The presence of these characters creates a lot of anticipation because it seems to be the fruition of the long-held hope of Marvel fans that the Fantastic Four and the X-Men would make their way into the MCU. The sight of Professor X in the trailer made us hopeful that maybe we’d see more of the X-Men. The sight of Reed Richards in the movie made us hopeful that we’d see more of the Fantastic Four. But this only results in disappointment because there’s no time for any of that–we’re too busy killing everybody. Just imagine Spider-Man had shown up for five minutes in Civil War and than had got beaten to death…it’s a bit like that.
(And seriously, how many times have seen Patrick Stewart die as Professor X now? He’s been killed off, in one fashion or another, in The Last Stand, Days of Future Past, and Logan. Is there anyone out there, anyone at all, who’s like, “You know, I really hope they bring Patrick Stewart back as Professor X so he can be killed off again! Please please please….”)
And I like John Krasinki in The Office and when he was doing Some Good News, but there’s nothing about his Reed Richards that reminds me of the comic character at all. I mean, we barely even see him stretch (except when he’s being killed).
So to summarize, the Illuminati scene introduces a bunch of characters who have almost no bearing on the plot, who are not written well, who are presented without any sense of joy or sense of fun, who die in misplaced fixation on making the villain look powerful, and who aren’t used to set up anything interesting to come.

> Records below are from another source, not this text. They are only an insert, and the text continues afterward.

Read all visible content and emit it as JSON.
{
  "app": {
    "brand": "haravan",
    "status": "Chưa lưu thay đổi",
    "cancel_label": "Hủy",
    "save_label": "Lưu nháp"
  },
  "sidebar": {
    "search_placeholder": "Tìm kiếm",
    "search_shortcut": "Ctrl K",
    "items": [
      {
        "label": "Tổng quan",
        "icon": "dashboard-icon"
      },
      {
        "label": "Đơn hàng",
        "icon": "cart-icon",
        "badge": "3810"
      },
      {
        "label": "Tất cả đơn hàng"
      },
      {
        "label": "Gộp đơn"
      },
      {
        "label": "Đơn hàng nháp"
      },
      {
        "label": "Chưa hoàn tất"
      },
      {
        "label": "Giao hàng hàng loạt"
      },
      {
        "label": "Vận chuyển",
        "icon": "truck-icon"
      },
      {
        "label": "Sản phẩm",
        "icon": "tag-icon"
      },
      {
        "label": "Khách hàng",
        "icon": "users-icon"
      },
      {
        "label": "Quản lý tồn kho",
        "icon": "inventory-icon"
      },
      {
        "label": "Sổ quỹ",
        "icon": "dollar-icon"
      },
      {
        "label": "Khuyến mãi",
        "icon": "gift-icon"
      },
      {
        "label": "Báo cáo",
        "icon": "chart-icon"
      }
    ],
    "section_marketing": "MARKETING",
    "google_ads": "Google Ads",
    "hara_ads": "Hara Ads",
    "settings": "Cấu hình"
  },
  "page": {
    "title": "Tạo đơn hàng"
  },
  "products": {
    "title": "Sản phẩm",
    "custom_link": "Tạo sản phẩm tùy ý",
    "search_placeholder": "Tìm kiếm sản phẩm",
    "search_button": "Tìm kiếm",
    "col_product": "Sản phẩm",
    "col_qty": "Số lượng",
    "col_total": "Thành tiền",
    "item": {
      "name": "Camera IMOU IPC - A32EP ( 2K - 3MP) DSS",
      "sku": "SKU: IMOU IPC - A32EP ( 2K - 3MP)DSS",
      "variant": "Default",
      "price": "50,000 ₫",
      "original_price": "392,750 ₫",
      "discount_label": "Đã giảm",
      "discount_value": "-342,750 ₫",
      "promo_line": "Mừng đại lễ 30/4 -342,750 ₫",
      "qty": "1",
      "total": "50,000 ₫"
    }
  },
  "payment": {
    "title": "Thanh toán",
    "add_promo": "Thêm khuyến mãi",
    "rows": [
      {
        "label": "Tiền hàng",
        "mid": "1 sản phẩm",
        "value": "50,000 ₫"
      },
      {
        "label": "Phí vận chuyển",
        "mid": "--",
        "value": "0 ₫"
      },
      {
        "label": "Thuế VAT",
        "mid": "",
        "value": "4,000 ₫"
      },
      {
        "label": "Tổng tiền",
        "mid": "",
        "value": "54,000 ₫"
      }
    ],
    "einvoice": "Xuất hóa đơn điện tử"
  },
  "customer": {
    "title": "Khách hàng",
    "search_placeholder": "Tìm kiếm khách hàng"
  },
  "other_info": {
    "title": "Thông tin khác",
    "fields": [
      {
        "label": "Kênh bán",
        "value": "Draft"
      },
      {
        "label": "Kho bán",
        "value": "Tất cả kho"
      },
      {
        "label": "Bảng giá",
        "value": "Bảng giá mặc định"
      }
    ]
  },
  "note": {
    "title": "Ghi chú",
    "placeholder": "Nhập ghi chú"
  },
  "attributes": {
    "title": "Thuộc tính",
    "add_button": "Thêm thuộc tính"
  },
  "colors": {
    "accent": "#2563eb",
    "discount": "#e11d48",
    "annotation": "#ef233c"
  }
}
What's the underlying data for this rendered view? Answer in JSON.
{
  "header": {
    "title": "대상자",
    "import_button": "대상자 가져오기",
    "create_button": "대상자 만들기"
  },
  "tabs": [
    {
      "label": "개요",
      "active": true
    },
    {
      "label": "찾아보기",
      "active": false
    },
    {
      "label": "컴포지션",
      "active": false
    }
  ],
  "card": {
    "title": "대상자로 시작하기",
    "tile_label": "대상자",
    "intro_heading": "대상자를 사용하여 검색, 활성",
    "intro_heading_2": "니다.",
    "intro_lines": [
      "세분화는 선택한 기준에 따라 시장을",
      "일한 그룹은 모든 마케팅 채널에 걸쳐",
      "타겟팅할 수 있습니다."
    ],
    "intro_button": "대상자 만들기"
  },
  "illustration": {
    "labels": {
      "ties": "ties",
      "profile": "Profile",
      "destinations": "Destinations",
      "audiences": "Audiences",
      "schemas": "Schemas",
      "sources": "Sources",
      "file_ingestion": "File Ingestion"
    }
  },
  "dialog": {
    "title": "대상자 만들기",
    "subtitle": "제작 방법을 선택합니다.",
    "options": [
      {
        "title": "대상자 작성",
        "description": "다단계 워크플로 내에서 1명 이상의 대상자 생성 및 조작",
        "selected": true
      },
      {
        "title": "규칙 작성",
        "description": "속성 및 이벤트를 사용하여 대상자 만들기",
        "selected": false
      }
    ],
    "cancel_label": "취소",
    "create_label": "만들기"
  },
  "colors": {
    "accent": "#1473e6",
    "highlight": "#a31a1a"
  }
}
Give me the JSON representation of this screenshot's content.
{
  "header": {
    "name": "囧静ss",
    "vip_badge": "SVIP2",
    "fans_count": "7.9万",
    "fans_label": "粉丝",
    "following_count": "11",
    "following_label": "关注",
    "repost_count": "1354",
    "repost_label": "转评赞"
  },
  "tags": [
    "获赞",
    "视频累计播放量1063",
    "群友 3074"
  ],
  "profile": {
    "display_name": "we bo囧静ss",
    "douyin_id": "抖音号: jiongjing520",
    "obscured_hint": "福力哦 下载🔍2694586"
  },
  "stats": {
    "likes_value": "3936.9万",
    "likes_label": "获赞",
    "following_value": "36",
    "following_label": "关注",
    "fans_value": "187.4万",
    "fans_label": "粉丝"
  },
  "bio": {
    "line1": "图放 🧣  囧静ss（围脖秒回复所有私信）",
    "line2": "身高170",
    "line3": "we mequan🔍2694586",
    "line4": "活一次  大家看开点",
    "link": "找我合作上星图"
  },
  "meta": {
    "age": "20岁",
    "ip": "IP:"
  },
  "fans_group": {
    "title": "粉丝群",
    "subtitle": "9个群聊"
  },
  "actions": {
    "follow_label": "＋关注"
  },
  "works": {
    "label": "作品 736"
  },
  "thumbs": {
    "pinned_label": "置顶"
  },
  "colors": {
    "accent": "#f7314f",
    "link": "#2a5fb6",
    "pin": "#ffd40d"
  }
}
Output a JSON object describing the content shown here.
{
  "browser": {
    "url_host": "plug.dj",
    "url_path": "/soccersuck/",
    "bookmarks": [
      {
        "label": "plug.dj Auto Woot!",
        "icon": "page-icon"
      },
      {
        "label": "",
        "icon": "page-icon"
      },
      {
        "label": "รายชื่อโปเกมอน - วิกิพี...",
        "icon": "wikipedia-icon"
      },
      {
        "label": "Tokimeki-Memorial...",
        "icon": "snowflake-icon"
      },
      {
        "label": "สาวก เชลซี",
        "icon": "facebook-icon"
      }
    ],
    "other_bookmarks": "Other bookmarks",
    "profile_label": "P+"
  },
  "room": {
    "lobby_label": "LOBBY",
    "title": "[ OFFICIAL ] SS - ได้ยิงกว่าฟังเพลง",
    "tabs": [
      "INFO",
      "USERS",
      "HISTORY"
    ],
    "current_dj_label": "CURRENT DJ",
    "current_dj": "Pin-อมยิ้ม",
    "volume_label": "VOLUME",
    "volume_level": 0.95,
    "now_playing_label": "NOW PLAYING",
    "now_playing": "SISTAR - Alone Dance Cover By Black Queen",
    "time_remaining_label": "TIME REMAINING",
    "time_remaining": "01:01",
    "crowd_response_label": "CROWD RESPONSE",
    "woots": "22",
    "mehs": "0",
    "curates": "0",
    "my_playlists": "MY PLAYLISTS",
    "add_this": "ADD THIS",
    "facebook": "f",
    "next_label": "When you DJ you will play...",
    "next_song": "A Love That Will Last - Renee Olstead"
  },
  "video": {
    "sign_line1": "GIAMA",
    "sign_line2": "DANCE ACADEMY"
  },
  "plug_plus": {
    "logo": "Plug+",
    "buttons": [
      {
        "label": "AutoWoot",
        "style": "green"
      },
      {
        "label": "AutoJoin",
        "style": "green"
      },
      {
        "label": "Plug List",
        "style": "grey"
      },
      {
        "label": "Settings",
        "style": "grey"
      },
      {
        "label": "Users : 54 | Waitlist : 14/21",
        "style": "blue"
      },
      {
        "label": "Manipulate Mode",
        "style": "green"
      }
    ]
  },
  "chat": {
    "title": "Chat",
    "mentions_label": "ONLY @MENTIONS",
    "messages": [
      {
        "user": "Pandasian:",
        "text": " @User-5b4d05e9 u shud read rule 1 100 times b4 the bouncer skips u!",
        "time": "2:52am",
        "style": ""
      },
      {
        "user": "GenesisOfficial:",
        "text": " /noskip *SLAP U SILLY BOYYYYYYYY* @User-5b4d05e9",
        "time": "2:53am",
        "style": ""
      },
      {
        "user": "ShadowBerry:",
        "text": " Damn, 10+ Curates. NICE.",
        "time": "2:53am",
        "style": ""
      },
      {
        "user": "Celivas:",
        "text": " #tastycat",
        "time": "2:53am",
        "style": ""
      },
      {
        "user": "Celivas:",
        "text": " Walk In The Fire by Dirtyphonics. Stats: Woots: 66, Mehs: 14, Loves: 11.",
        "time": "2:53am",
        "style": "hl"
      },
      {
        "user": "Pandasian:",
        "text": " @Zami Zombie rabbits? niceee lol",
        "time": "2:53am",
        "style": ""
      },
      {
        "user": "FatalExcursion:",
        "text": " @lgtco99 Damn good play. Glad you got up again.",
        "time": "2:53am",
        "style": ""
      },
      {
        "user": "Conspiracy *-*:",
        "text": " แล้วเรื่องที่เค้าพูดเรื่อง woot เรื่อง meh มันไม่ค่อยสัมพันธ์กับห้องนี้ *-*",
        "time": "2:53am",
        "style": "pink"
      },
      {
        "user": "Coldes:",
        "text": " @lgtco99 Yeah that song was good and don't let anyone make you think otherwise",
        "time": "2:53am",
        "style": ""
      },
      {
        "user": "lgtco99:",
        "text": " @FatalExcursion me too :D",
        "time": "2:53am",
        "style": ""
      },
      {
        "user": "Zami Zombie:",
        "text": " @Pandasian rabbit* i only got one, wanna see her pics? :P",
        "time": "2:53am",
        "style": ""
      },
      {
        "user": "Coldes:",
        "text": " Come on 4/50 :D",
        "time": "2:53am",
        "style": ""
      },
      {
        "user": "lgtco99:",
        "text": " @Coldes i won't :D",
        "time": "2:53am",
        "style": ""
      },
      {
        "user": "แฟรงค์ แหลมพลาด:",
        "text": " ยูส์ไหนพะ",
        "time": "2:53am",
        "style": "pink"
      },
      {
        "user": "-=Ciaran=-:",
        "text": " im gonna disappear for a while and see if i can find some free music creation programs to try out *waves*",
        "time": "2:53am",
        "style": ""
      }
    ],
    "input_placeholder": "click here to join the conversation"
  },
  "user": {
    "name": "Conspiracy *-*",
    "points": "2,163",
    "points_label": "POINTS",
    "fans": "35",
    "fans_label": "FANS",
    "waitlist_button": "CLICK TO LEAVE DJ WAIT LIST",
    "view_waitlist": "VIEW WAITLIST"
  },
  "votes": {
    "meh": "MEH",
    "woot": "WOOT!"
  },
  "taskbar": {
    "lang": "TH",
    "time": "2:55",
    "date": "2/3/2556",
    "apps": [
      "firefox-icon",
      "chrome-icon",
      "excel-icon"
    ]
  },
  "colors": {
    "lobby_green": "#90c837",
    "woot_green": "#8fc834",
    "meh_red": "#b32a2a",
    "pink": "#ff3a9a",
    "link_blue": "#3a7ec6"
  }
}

Is there anything good about the Illuminati sequence? Well, my daughter was excited to see Black Bolt. And as I mentioned it was kind of neat to see Captain Carter in live-action, and she has one good moment in the fight scene where she emerges from some smoke to attack Wanda (of course, shortly thereafter, she is chopped in half by her own shield, so I wouldn’t say it was worth it).
Frankly, the movie would have been better without it. Just give all the Illuminati’s action to alternate-Mordo and make it a lot shorter. Then maybe the film would have had a bit more time to develop the people the film is ostensibly about.
Some will surely feel like my negativity about Dr. Strange in the Multiverse of Madness is way over-the-top. Some may find a lot to enjoy in the action and special effects (even I thought the battle with musical notes was inventive, even if it was nonsensical). Some may appreciate the dark and atypical approach that the film has, compared with many other Marvel efforts.
I don’t. I felt like Dr. Strange in the Multiverse of Madness was unpleasant and shallow. There were fun moments here and there but they were overwhelmed by all the stuff that didn’t work.
And it felt irrelevant. Before watching the film, I was vaguely interested in a Dr. Strange sequel, and I was curious about seeing the X-Men and the Fantastic Four in the MCU.
After it’s over, I feel exactly the same way.